[Exercise prompt]:
Go through the listing and pick out each line with the word "foarte" in it.

[Supplied material]:

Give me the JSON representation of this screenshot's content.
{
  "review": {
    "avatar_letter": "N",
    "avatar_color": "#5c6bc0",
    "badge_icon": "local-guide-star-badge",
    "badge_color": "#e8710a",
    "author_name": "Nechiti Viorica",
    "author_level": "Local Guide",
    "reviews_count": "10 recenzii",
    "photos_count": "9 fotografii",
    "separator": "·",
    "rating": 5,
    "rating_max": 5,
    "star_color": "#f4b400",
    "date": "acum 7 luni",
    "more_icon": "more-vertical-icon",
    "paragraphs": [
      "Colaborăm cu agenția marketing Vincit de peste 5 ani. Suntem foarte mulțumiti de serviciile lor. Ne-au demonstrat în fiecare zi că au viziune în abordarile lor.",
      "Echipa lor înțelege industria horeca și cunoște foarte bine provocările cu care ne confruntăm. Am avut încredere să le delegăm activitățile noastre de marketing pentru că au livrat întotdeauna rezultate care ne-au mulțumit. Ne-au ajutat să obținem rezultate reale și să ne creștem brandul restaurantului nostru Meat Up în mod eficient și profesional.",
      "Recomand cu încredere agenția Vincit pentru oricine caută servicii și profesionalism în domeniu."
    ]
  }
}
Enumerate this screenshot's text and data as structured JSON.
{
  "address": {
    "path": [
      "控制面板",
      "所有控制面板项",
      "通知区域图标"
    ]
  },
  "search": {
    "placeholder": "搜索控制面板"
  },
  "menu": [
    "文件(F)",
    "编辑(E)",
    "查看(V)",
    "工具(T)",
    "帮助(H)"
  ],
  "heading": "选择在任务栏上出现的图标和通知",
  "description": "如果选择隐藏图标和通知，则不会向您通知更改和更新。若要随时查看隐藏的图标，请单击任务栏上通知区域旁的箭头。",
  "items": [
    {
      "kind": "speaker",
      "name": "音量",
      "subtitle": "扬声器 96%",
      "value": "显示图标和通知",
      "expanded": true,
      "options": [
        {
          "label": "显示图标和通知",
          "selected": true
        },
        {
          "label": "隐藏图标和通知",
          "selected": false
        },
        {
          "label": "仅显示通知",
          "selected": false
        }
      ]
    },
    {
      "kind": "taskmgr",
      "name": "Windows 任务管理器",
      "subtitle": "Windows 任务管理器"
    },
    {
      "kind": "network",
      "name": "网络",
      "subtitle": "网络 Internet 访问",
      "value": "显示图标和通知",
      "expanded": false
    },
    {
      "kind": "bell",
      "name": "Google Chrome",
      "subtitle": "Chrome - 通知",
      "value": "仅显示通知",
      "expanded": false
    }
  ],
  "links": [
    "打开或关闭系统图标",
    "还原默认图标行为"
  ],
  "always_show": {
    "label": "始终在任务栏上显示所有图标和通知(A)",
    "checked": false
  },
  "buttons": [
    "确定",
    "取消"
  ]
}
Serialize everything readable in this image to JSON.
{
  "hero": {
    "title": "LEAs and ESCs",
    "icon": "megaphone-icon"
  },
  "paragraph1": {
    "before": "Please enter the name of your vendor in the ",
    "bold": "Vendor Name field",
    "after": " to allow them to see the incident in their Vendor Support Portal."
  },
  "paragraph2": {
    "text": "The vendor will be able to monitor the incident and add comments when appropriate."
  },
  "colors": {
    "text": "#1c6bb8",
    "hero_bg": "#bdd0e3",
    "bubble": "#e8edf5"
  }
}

[Solution for this problem]:
      "Colaborăm cu agenția marketing Vincit de peste 5 ani. Suntem foarte mulțumiti de serviciile lor. Ne-au demonstrat în fiecare zi că au viziune în abordarile lor.",
      "Echipa lor înțelege industria horeca și cunoște foarte bine provocările cu care ne confruntăm. Am avut încredere să le delegăm activitățile noastre de marketing pentru că au livrat întotdeauna rezultate care ne-au mulțumit. Ne-au ajutat să obținem rezultate reale și să ne creștem brandul restaurantului nostru Meat Up în mod eficient și profesional.",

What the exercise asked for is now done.